(Component data from apps and pages)
[Start of section]
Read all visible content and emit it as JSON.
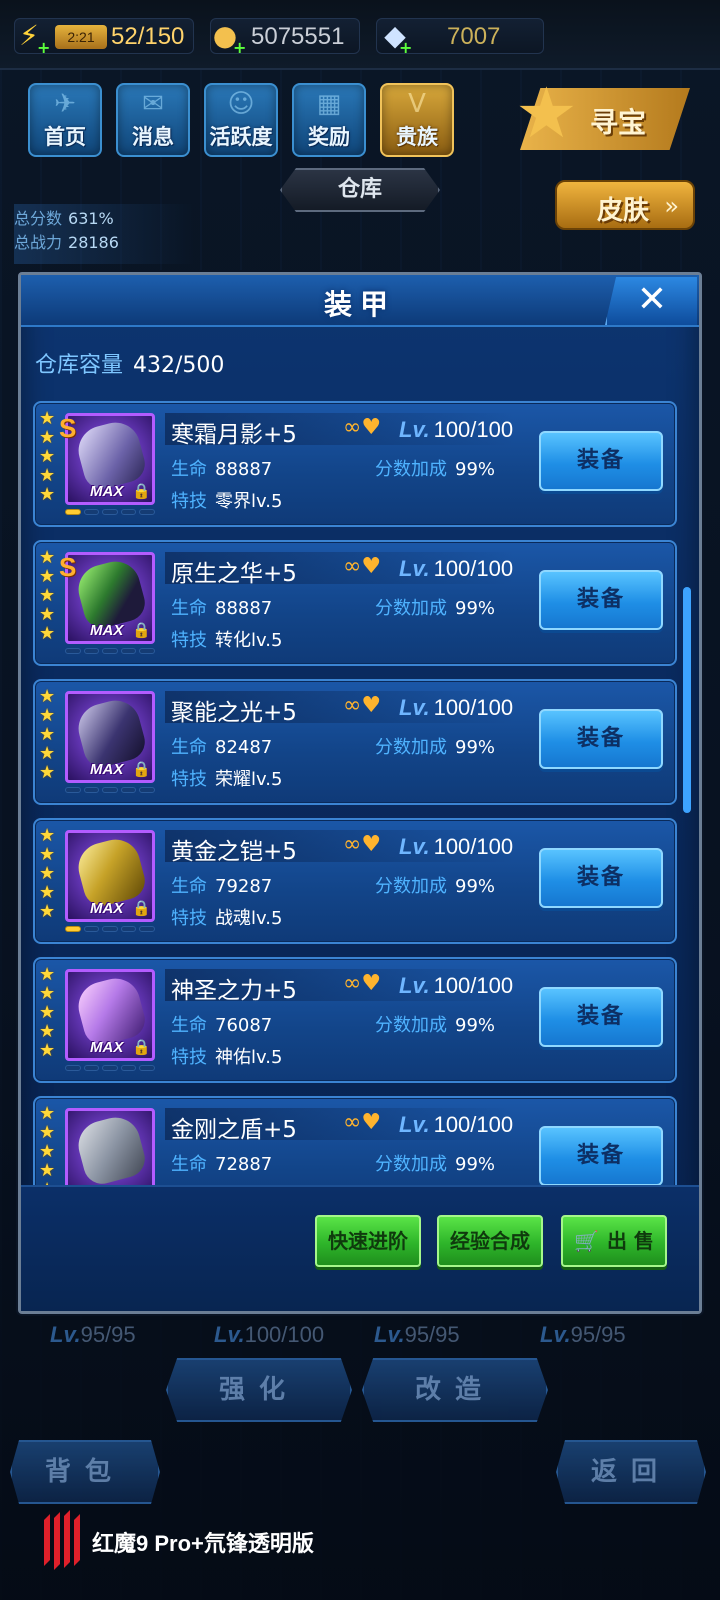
{
  "topbar": {
    "stamina_timer": "2:21",
    "stamina": "52/150",
    "gold": "5075551",
    "diamonds": "7007"
  },
  "nav": {
    "items": [
      {
        "label": "首页"
      },
      {
        "label": "消息"
      },
      {
        "label": "活跃度"
      },
      {
        "label": "奖励"
      },
      {
        "label": "贵族"
      }
    ],
    "treasure": "寻宝"
  },
  "warehouse_tab": "仓库",
  "skin_button": "皮肤",
  "stats": {
    "score_label": "总分数",
    "score_value": "631%",
    "power_label": "总战力",
    "power_value": "28186"
  },
  "modal": {
    "title": "装甲",
    "close": "✕",
    "capacity_label": "仓库容量",
    "capacity_value": "432/500",
    "hp_label": "生命",
    "bonus_label": "分数加成",
    "skill_label": "特技",
    "lv_prefix": "Lv.",
    "equip_label": "装备",
    "items": [
      {
        "name": "寒霜月影+5",
        "level": "100/100",
        "hp": "88887",
        "bonus": "99%",
        "skill": "零界lv.5",
        "stars": 5,
        "rank": "S",
        "max": "MAX",
        "pips": 1
      },
      {
        "name": "原生之华+5",
        "level": "100/100",
        "hp": "88887",
        "bonus": "99%",
        "skill": "转化lv.5",
        "stars": 5,
        "rank": "S",
        "max": "MAX",
        "pips": 0
      },
      {
        "name": "聚能之光+5",
        "level": "100/100",
        "hp": "82487",
        "bonus": "99%",
        "skill": "荣耀lv.5",
        "stars": 5,
        "rank": "",
        "max": "MAX",
        "pips": 0
      },
      {
        "name": "黄金之铠+5",
        "level": "100/100",
        "hp": "79287",
        "bonus": "99%",
        "skill": "战魂lv.5",
        "stars": 5,
        "rank": "",
        "max": "MAX",
        "pips": 1
      },
      {
        "name": "神圣之力+5",
        "level": "100/100",
        "hp": "76087",
        "bonus": "99%",
        "skill": "神佑lv.5",
        "stars": 5,
        "rank": "",
        "max": "MAX",
        "pips": 0
      },
      {
        "name": "金刚之盾+5",
        "level": "100/100",
        "hp": "72887",
        "bonus": "99%",
        "skill": "",
        "stars": 5,
        "rank": "",
        "max": "",
        "pips": 0
      }
    ],
    "actions": {
      "quick_advance": "快速进阶",
      "exp_merge": "经验合成",
      "sell": "出 售"
    }
  },
  "background": {
    "levels": [
      "95/95",
      "100/100",
      "95/95",
      "95/95"
    ],
    "enhance": "强化",
    "modify": "改造",
    "backpack": "背包",
    "back": "返回"
  },
  "branding": {
    "text": "红魔9 Pro+氘锋透明版"
  },
  "colors": {
    "modal_blue": "#0d3571",
    "equip_blue": "#1f8fe6",
    "action_green": "#2eb52a",
    "star_gold": "#ffd83a",
    "label_blue": "#4fb3ff"
  }
}
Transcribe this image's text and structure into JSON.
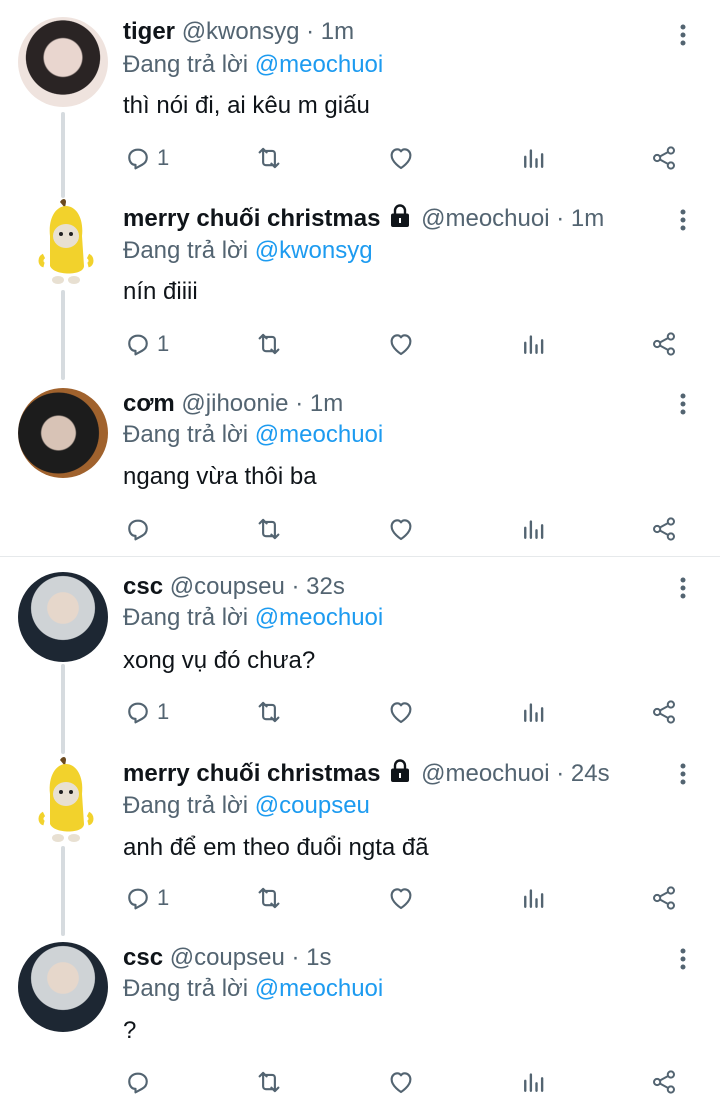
{
  "reply_prefix": "Đang trả lời ",
  "tweets": [
    {
      "name": "tiger",
      "handle": "@kwonsyg",
      "time": "1m",
      "locked": false,
      "reply_to": "@meochuoi",
      "text": "thì nói đi, ai kêu m giấu",
      "reply_count": "1"
    },
    {
      "name": "merry chuối christmas",
      "handle": "@meochuoi",
      "time": "1m",
      "locked": true,
      "reply_to": "@kwonsyg",
      "text": "nín điiii",
      "reply_count": "1"
    },
    {
      "name": "cơm",
      "handle": "@jihoonie",
      "time": "1m",
      "locked": false,
      "reply_to": "@meochuoi",
      "text": "ngang vừa thôi ba",
      "reply_count": ""
    },
    {
      "name": "csc",
      "handle": "@coupseu",
      "time": "32s",
      "locked": false,
      "reply_to": "@meochuoi",
      "text": "xong vụ đó chưa?",
      "reply_count": "1"
    },
    {
      "name": "merry chuối christmas",
      "handle": "@meochuoi",
      "time": "24s",
      "locked": true,
      "reply_to": "@coupseu",
      "text": "anh để em theo đuổi ngta đã",
      "reply_count": "1"
    },
    {
      "name": "csc",
      "handle": "@coupseu",
      "time": "1s",
      "locked": false,
      "reply_to": "@meochuoi",
      "text": "?",
      "reply_count": ""
    }
  ],
  "icons": {
    "reply": "reply-icon",
    "retweet": "retweet-icon",
    "like": "heart-icon",
    "views": "views-icon",
    "share": "share-icon",
    "more": "more-icon",
    "lock": "lock-icon"
  },
  "colors": {
    "name": "#0f1419",
    "secondary": "#536471",
    "mention": "#1d9bf0",
    "thread_line": "#d6dbdf"
  }
}
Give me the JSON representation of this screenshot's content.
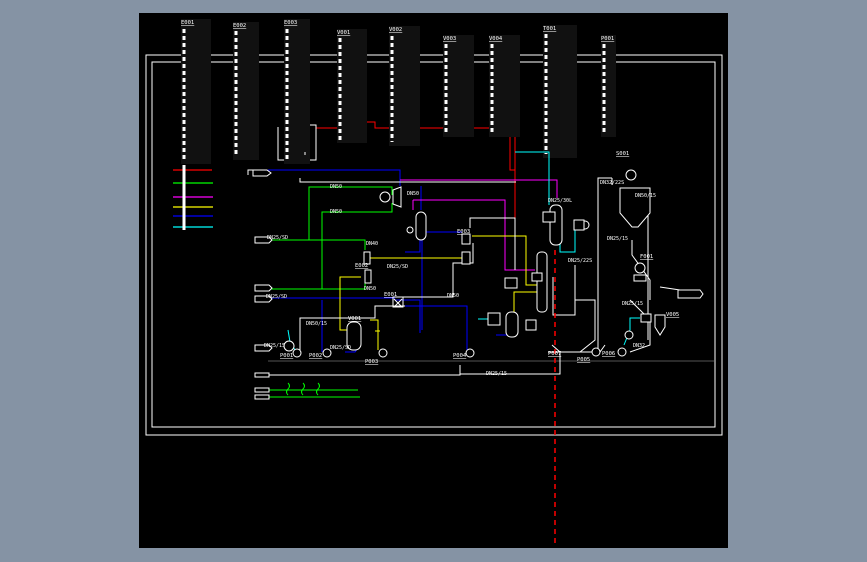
{
  "colors": {
    "background": "#8593a4",
    "canvas": "#000000",
    "frame": "#ffffff",
    "block": "#111111",
    "line_red": "#ff0000",
    "line_green": "#00ff00",
    "line_magenta": "#ff00ff",
    "line_yellow": "#ffff00",
    "line_blue": "#0000ff",
    "line_cyan": "#00ffff",
    "centerline": "#ff0000"
  },
  "equipment_blocks": [
    {
      "tag": "E001"
    },
    {
      "tag": "E002"
    },
    {
      "tag": "E003"
    },
    {
      "tag": "V001"
    },
    {
      "tag": "V002"
    },
    {
      "tag": "V003"
    },
    {
      "tag": "V004"
    },
    {
      "tag": "T001"
    },
    {
      "tag": "P001"
    }
  ],
  "legend": {
    "line_colors": [
      "red",
      "green",
      "magenta",
      "yellow",
      "blue",
      "cyan"
    ]
  },
  "line_labels": {
    "l1": "DN50",
    "l2": "DN50",
    "l3": "DN50",
    "l4": "DN25/SD",
    "l5": "DN40",
    "l6": "DN50",
    "l7": "DN50",
    "l8": "DN25/SD",
    "l9": "DN25/SD",
    "l10": "DN25/15",
    "l11": "DN25/SD",
    "l12": "DN25/15",
    "l13": "DN25/30L",
    "l14": "DN25/22S",
    "l15": "DN32/22S",
    "l16": "DN50/15",
    "l17": "DN25/15",
    "l18": "DN32",
    "l19": "DN25/15",
    "l20": "DN50/15"
  },
  "equipment_tags": {
    "e001": "E001",
    "e002": "E002",
    "e003": "E003",
    "v001": "V001",
    "p001": "P001",
    "p002": "P002",
    "p003": "P003",
    "p004": "P004",
    "p005": "P005",
    "p006": "P006",
    "p007": "P007",
    "s001": "S001",
    "f001": "F001",
    "v005": "V005"
  }
}
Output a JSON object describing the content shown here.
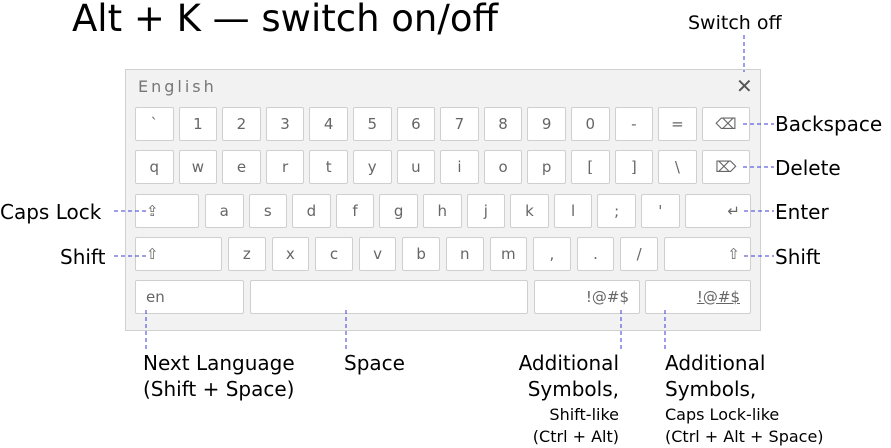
{
  "title": "Alt + K — switch on/off",
  "keyboard": {
    "language_label": "English",
    "close_glyph": "✕",
    "rows": [
      [
        "`",
        "1",
        "2",
        "3",
        "4",
        "5",
        "6",
        "7",
        "8",
        "9",
        "0",
        "-",
        "="
      ],
      [
        "q",
        "w",
        "e",
        "r",
        "t",
        "y",
        "u",
        "i",
        "o",
        "p",
        "[",
        "]",
        "\\"
      ],
      [
        "a",
        "s",
        "d",
        "f",
        "g",
        "h",
        "j",
        "k",
        "l",
        ";",
        "'"
      ],
      [
        "z",
        "x",
        "c",
        "v",
        "b",
        "n",
        "m",
        ",",
        ".",
        "/"
      ]
    ],
    "backspace_glyph": "⌫",
    "delete_glyph": "⌦",
    "capslock_glyph": "⇪",
    "enter_glyph": "↵",
    "shift_glyph": "⇧",
    "lang_key": "en",
    "space_key": "",
    "symbols_key": "!@#$",
    "symbols_lock_key": "!@#$"
  },
  "callouts": {
    "switch_off": "Switch off",
    "backspace": "Backspace",
    "delete": "Delete",
    "enter": "Enter",
    "shift_right": "Shift",
    "caps_lock": "Caps Lock",
    "shift_left": "Shift",
    "next_language_1": "Next Language",
    "next_language_2": "(Shift + Space)",
    "space": "Space",
    "symbols_shift_1": "Additional",
    "symbols_shift_2": "Symbols,",
    "symbols_shift_3": "Shift-like",
    "symbols_shift_4": "(Ctrl + Alt)",
    "symbols_caps_1": "Additional",
    "symbols_caps_2": "Symbols,",
    "symbols_caps_3": "Caps Lock-like",
    "symbols_caps_4": "(Ctrl + Alt + Space)"
  },
  "colors": {
    "leader_line": "#3b3bd6",
    "key_border": "#cfcfcf",
    "panel": "#f2f2f2"
  }
}
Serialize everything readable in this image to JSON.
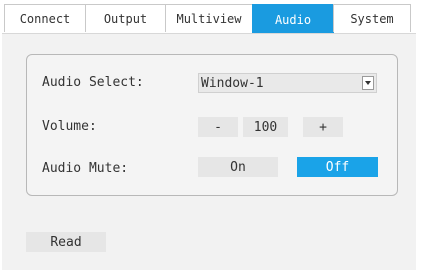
{
  "tabs": [
    {
      "label": "Connect"
    },
    {
      "label": "Output"
    },
    {
      "label": "Multiview"
    },
    {
      "label": "Audio",
      "active": true
    },
    {
      "label": "System"
    }
  ],
  "audio": {
    "select_label": "Audio Select:",
    "select_value": "Window-1",
    "volume_label": "Volume:",
    "volume_minus": "-",
    "volume_value": "100",
    "volume_plus": "+",
    "mute_label": "Audio Mute:",
    "mute_on": "On",
    "mute_off": "Off"
  },
  "read_button": "Read",
  "colors": {
    "accent": "#1a9be0",
    "panel": "#f2f2f2",
    "button": "#e6e6e6"
  }
}
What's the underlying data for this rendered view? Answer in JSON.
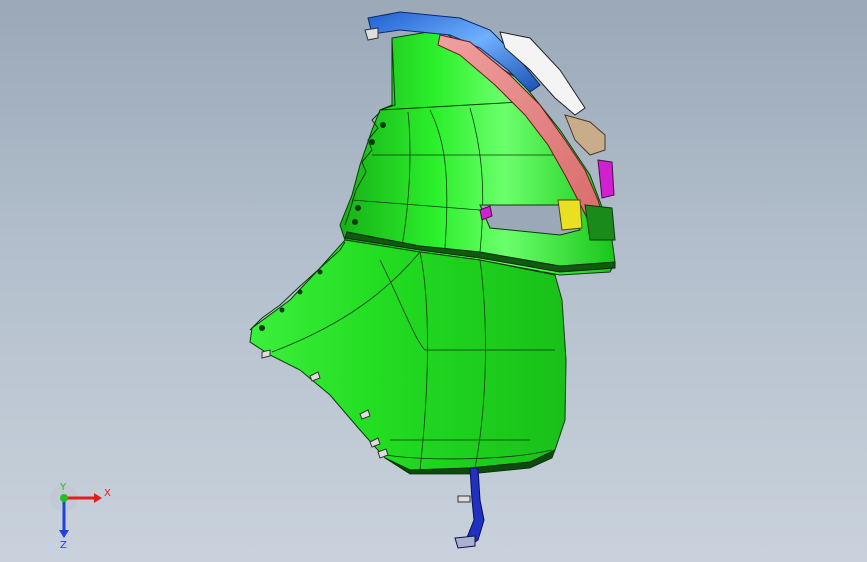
{
  "viewport": {
    "background_top": "#9aa8b8",
    "background_bottom": "#c9d2dc"
  },
  "model": {
    "parts": [
      {
        "name": "bumper-cover",
        "color": "#1fe01f"
      },
      {
        "name": "upper-bracket",
        "color": "#2f7fe0"
      },
      {
        "name": "lamp-lens",
        "color": "#f2f2f2"
      },
      {
        "name": "reinforcement-rail",
        "color": "#e88080"
      },
      {
        "name": "tan-clip",
        "color": "#c9ad8a"
      },
      {
        "name": "magenta-clip",
        "color": "#d020d0"
      },
      {
        "name": "yellow-clip",
        "color": "#e8e020"
      },
      {
        "name": "lower-bracket",
        "color": "#2030c0"
      }
    ]
  },
  "triad": {
    "x_label": "X",
    "y_label": "Y",
    "z_label": "Z",
    "x_color": "#e02020",
    "y_color": "#20c020",
    "z_color": "#2040e0"
  }
}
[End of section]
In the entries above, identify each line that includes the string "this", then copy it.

FINISHED TASK:
Transcribe this image's text and structure into JSON.
Give me the JSON representation of this screenshot's content.
Serialize everything readable in this image to JSON.
What's the underlying data for this rendered view? Answer in JSON.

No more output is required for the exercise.